Besides demonstrating that CXCR2 can be a therapeutic target in atherosclerosis, these results also have important biological implications. One of the enduring puzzles in the chemokine field is the large number of ligands and receptors that seem to have overlapping functions. On the ligand side, there are a dozen chemokines that attract neutrophils, another dozen that attract monocytes, and another dozen that attract T cells. On the receptor side, a single cell can express several chemokine receptors. Why should that be the case if a chemokine receptor is simply needed to get a cell from here to there? It appears now that these homologous proteins have different functions. We have known for some time that ELR-containing CXC chemokines that bind to CXCR2 with similar affinities actually elicit different responses from neutrophils (11, 19). For example, some are more efficient chemoattractants while others are more efficient inducers of the respiratory burst.

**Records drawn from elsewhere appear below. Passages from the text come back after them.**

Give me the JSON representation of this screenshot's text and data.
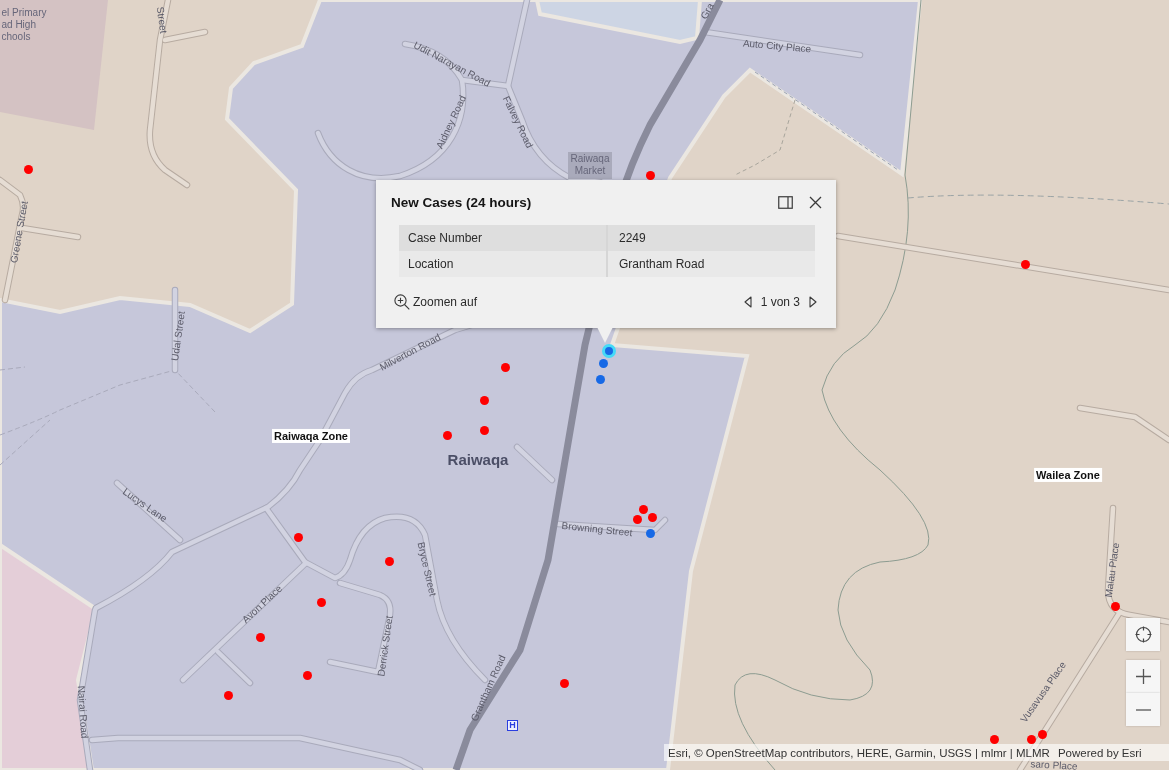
{
  "map": {
    "labels": [
      {
        "text": "el Primary\nad High\nchools",
        "kind": "place"
      },
      {
        "text": "Street",
        "kind": "street"
      },
      {
        "text": "Udit Narayan Road",
        "kind": "street"
      },
      {
        "text": "Aidney Road",
        "kind": "street"
      },
      {
        "text": "Falvey Road",
        "kind": "street"
      },
      {
        "text": "Raiwaqa\nMarket",
        "kind": "place"
      },
      {
        "text": "Gra",
        "kind": "street"
      },
      {
        "text": "Auto City Place",
        "kind": "street"
      },
      {
        "text": "Greene Street",
        "kind": "street"
      },
      {
        "text": "Udal Street",
        "kind": "street"
      },
      {
        "text": "Milverton Road",
        "kind": "street"
      },
      {
        "text": "Raiwaqa Zone",
        "kind": "zone"
      },
      {
        "text": "Raiwaqa",
        "kind": "area"
      },
      {
        "text": "Lucys Lane",
        "kind": "street"
      },
      {
        "text": "Browning Street",
        "kind": "street"
      },
      {
        "text": "Bryce Street",
        "kind": "street"
      },
      {
        "text": "Avon Place",
        "kind": "street"
      },
      {
        "text": "Derrick Street",
        "kind": "street"
      },
      {
        "text": "Grantham Road",
        "kind": "street"
      },
      {
        "text": "Nairai Road",
        "kind": "street"
      },
      {
        "text": "Wailea Zone",
        "kind": "zone"
      },
      {
        "text": "Malau Place",
        "kind": "street"
      },
      {
        "text": "Vusavusa Place",
        "kind": "street"
      },
      {
        "text": "saro Place",
        "kind": "street"
      }
    ],
    "markers": [
      {
        "color": "#ff0000",
        "selected": false
      },
      {
        "color": "#ff0000",
        "selected": false
      },
      {
        "color": "#ff0000",
        "selected": false
      },
      {
        "color": "#ff0000",
        "selected": false
      },
      {
        "color": "#ff0000",
        "selected": false
      },
      {
        "color": "#ff0000",
        "selected": false
      },
      {
        "color": "#ff0000",
        "selected": false
      },
      {
        "color": "#ff0000",
        "selected": false
      },
      {
        "color": "#ff0000",
        "selected": false
      },
      {
        "color": "#ff0000",
        "selected": false
      },
      {
        "color": "#1769e6",
        "selected": false
      },
      {
        "color": "#ff0000",
        "selected": false
      },
      {
        "color": "#ff0000",
        "selected": false
      },
      {
        "color": "#ff0000",
        "selected": false
      },
      {
        "color": "#ff0000",
        "selected": false
      },
      {
        "color": "#ff0000",
        "selected": false
      },
      {
        "color": "#ff0000",
        "selected": false
      },
      {
        "color": "#ff0000",
        "selected": false
      },
      {
        "color": "#ff0000",
        "selected": false
      },
      {
        "color": "#ff0000",
        "selected": false
      },
      {
        "color": "#ff0000",
        "selected": false
      },
      {
        "color": "#ff0000",
        "selected": false
      },
      {
        "color": "#1769e6",
        "selected": false
      },
      {
        "color": "#1769e6",
        "selected": false
      },
      {
        "color": "#1769e6",
        "selected": true
      }
    ],
    "hospital_sign": "H"
  },
  "popup": {
    "title": "New Cases (24 hours)",
    "fields": [
      {
        "label": "Case Number",
        "value": "2249"
      },
      {
        "label": "Location",
        "value": "Grantham Road"
      }
    ],
    "zoom_action": "Zoomen auf",
    "pager": "1 von 3"
  },
  "attribution": {
    "sources": "Esri, © OpenStreetMap contributors, HERE, Garmin, USGS | mlmr | MLMR",
    "powered_by": "Powered by Esri"
  }
}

The data from Huo et al. (15) suggest that an analogous division of labor may exist among receptors. Perhaps monocytes require both CXCR2 and CCR2 because the former is more efficiently connected to the adhesion apparatus while the latter communicates more effectively with transmigration machinery. Rather than try to make one receptor do both things, nature has taken a page from The Wealth of Nations in order to increase the efficiency of inflammatory cell infiltration. In the case of atherosclerosis, of course, efficiency is not to be celebrated since it only enhances disease progression. However, the primary function of these cells is to protect us from foreign invaders, and in this context efficient responses should confer a great selective advantage. It will be interesting to see if, in other cases, the specialization of chemokines and chemokine receptors does indeed enhance the opulence of host protection.